Officials with the Community Health Center of Central Missouri said around 200 people have been able to get first and second doses of COVID-19 vaccines thanks to a mobile unit that went into operation at the beginning of the year.
In November, the Cole County Commission approved federal Coronavirus Aid, Relief and Economic Security Act funding for a 37-foot mobile trailer for COVID-19 testing, which could also be used for COVID-19 vaccine distribution. The total cost was $328,893. The unit arrived in January.
“We’ve also been able to do about 200 COVID tests in the mobile unit,” said Crystal Sullivan, the center’s chief clinical officer. “We’ve been to the Salvation Army on Jefferson Street; we’ve done four different Jefferson City Housing Authority facilities, a nursing home and a behavioral health facility. We’ve also gone to home-bound patients and given them vaccinations.”
Sullivan said the unit has two fully equipped exam rooms, just like those available at the center on Christy Drive, along with other clinic equipment, including a freezer to store vaccines.
When they’ve done recent clinics, Sullivan said, they’ve had patients who are hesitant to get the COVID-19 vaccines.
“Initially, we had a lot of people interested in the vaccines, but we’re starting to see that dwindle a little bit,” Sullivan said. “We know that there are a lot of people that have concerns or questions.”
Sullivan said they’ve talked with representatives from the Missouri NAACP, Missouri Faith Voices, Mid-Missouri Black Nurses Association and others to offer support as they work to get people past vaccine hesitancy.
“We hear it every day in the office, and for those individuals that have those concerns, it’s important to talk to people in your life that you trust,” she said.
That may be a physician, a pastor, a family member or friend.
Sullivan said there is a lot of information on the internet, and it can be difficult to determine what can be trusted.
The idea of a mobile unit had been talked about for several months after the pandemic began.
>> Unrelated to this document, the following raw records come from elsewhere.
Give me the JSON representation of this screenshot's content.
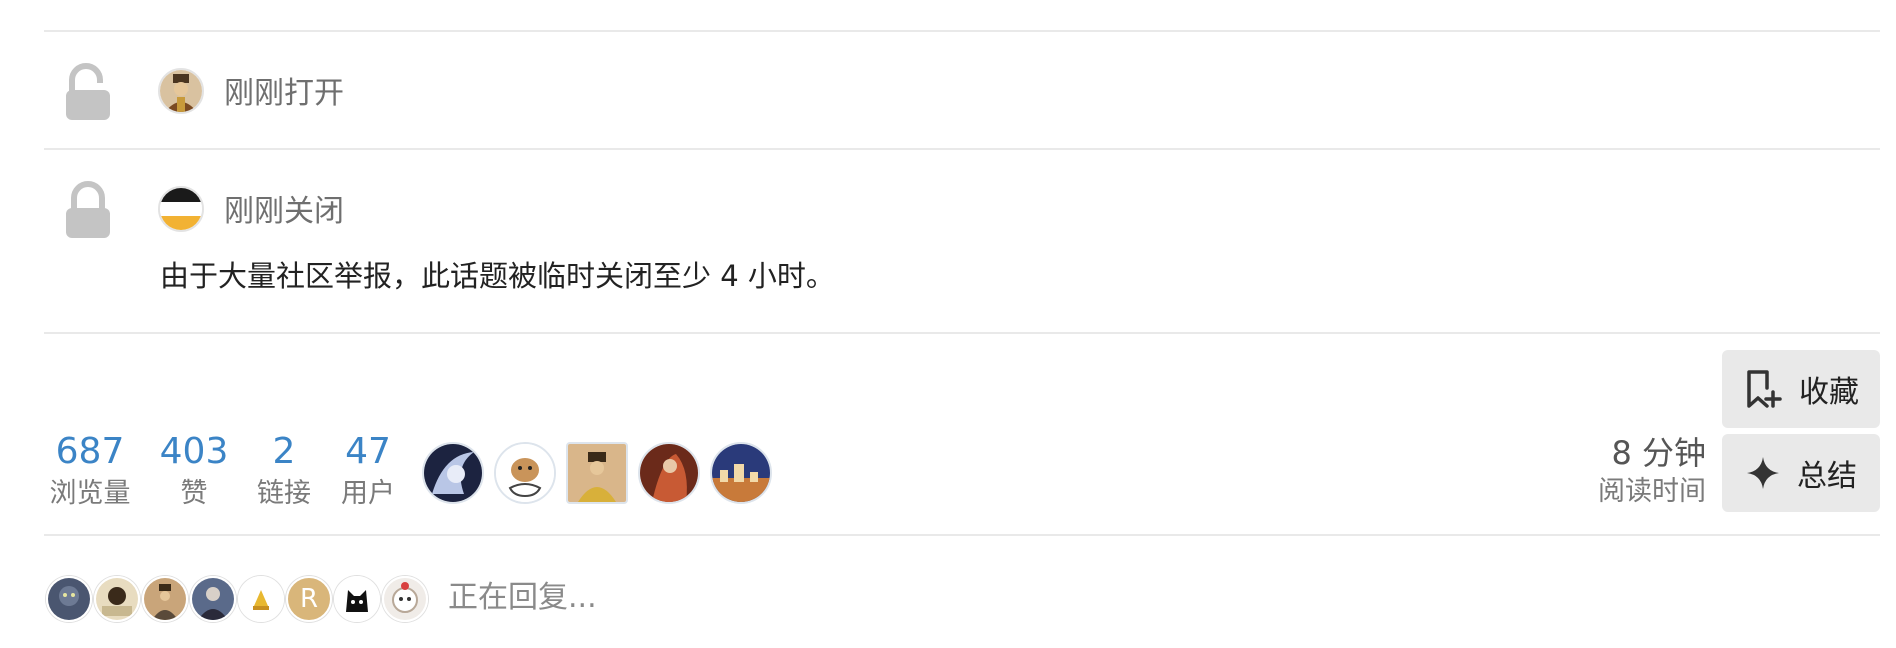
{
  "timeline": {
    "events": [
      {
        "label": "刚刚打开",
        "icon": "unlock-icon"
      },
      {
        "label": "刚刚关闭",
        "icon": "lock-icon"
      }
    ],
    "close_notice": "由于大量社区举报，此话题被临时关闭至少 4 小时。"
  },
  "stats": [
    {
      "value": "687",
      "label": "浏览量"
    },
    {
      "value": "403",
      "label": "赞"
    },
    {
      "value": "2",
      "label": "链接"
    },
    {
      "value": "47",
      "label": "用户"
    }
  ],
  "participants": [
    "participant-1",
    "participant-2",
    "participant-3",
    "participant-4",
    "participant-5"
  ],
  "reading_time": {
    "value": "8 分钟",
    "label": "阅读时间"
  },
  "actions": {
    "bookmark_label": "收藏",
    "summarize_label": "总结"
  },
  "replying": {
    "avatar_letter": "R",
    "text": "正在回复..."
  },
  "colors": {
    "stat_number": "#3b84c6",
    "button_bg": "#e9e9e9",
    "divider": "#e9e9e9"
  }
}
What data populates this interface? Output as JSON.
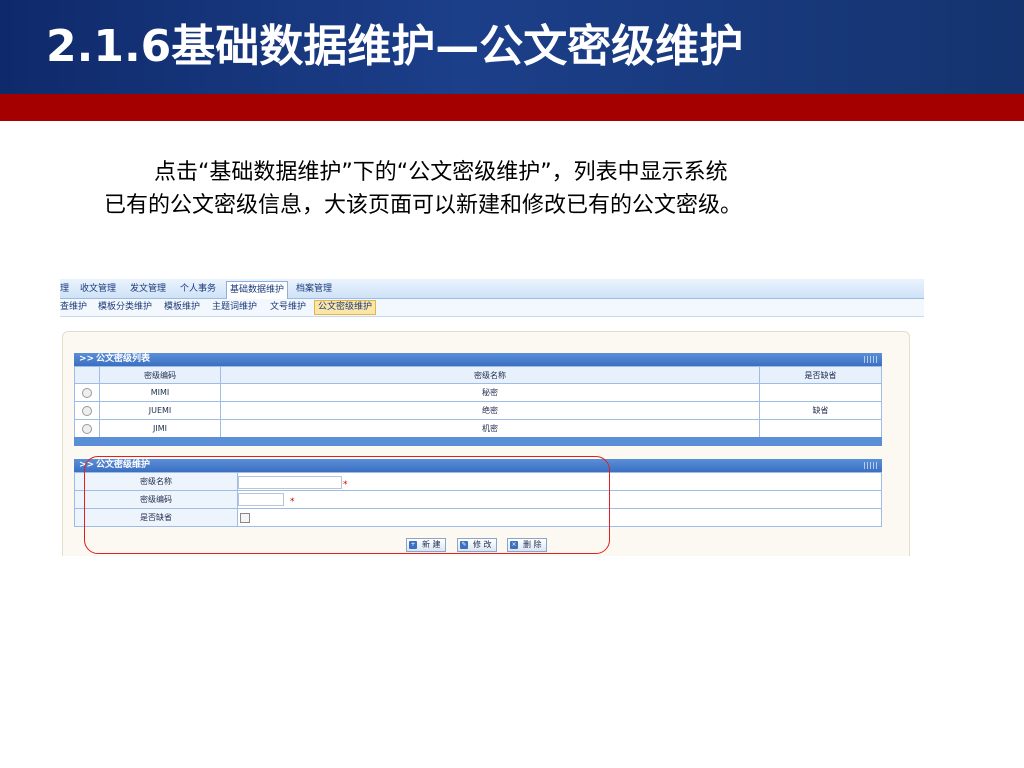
{
  "slide": {
    "title_num": "2.1.6",
    "title_text": "基础数据维护",
    "title_sep": "—",
    "title_sub": "公文密级维护",
    "desc_line1": "点击“基础数据维护”下的“公文密级维护”，列表中显示系统",
    "desc_line2": "已有的公文密级信息，大该页面可以新建和修改已有的公文密级。"
  },
  "colors": {
    "header": "#1c3f8a",
    "redbar": "#a50000",
    "panel": "#3b6fc2",
    "highlight": "#e02020"
  },
  "nav": {
    "tabs": [
      "理",
      "收文管理",
      "发文管理",
      "个人事务",
      "基础数据维护",
      "档案管理"
    ],
    "active_tab": "基础数据维护",
    "subtabs": [
      "查维护",
      "模板分类维护",
      "模板维护",
      "主题词维护",
      "文号维护",
      "公文密级维护"
    ],
    "active_subtab": "公文密级维护"
  },
  "list_panel": {
    "title": "公文密级列表",
    "columns": [
      "密级编码",
      "密级名称",
      "是否缺省"
    ],
    "rows": [
      {
        "code": "MIMI",
        "name": "秘密",
        "default": ""
      },
      {
        "code": "JUEMI",
        "name": "绝密",
        "default": "缺省"
      },
      {
        "code": "JIMI",
        "name": "机密",
        "default": ""
      }
    ]
  },
  "form_panel": {
    "title": "公文密级维护",
    "fields": [
      {
        "label": "密级名称",
        "required": "*"
      },
      {
        "label": "密级编码",
        "required": "*"
      },
      {
        "label": "是否缺省",
        "required": ""
      }
    ]
  },
  "buttons": {
    "new": "新 建",
    "edit": "修 改",
    "delete": "删 除"
  }
}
But the initial proposal was tabled when health center officials found the original mobile unit they wanted would not be available by the end of the year, which would have disqualified them from using federal COVID-relief funds for the purchase. They opted for a different unit that could arrive in time for the federal funding, and the County Commission approved the purchase.
“This will be something that’s available to the community for years to come,” Sullivan said. “We can use it for more than testing and vaccination clinics. We could do a mobile clinic to offer help to those with hypertension or diabetes.”
One of the uses Sullivan sees for the unit is at the annual Project Homeless Connect. The gathering is intended to connect Jefferson City’s homeless population with shelter or housing, counseling, food and clothing donations, identification cards, medical checkups and health screenings, and other services.
The Community Health Center serves Cole, Callaway, Moniteau and Osage counties.
“If there is a need in Mid-Missouri, we are willing to take this unit to wherever that need may be,” Sullivan said.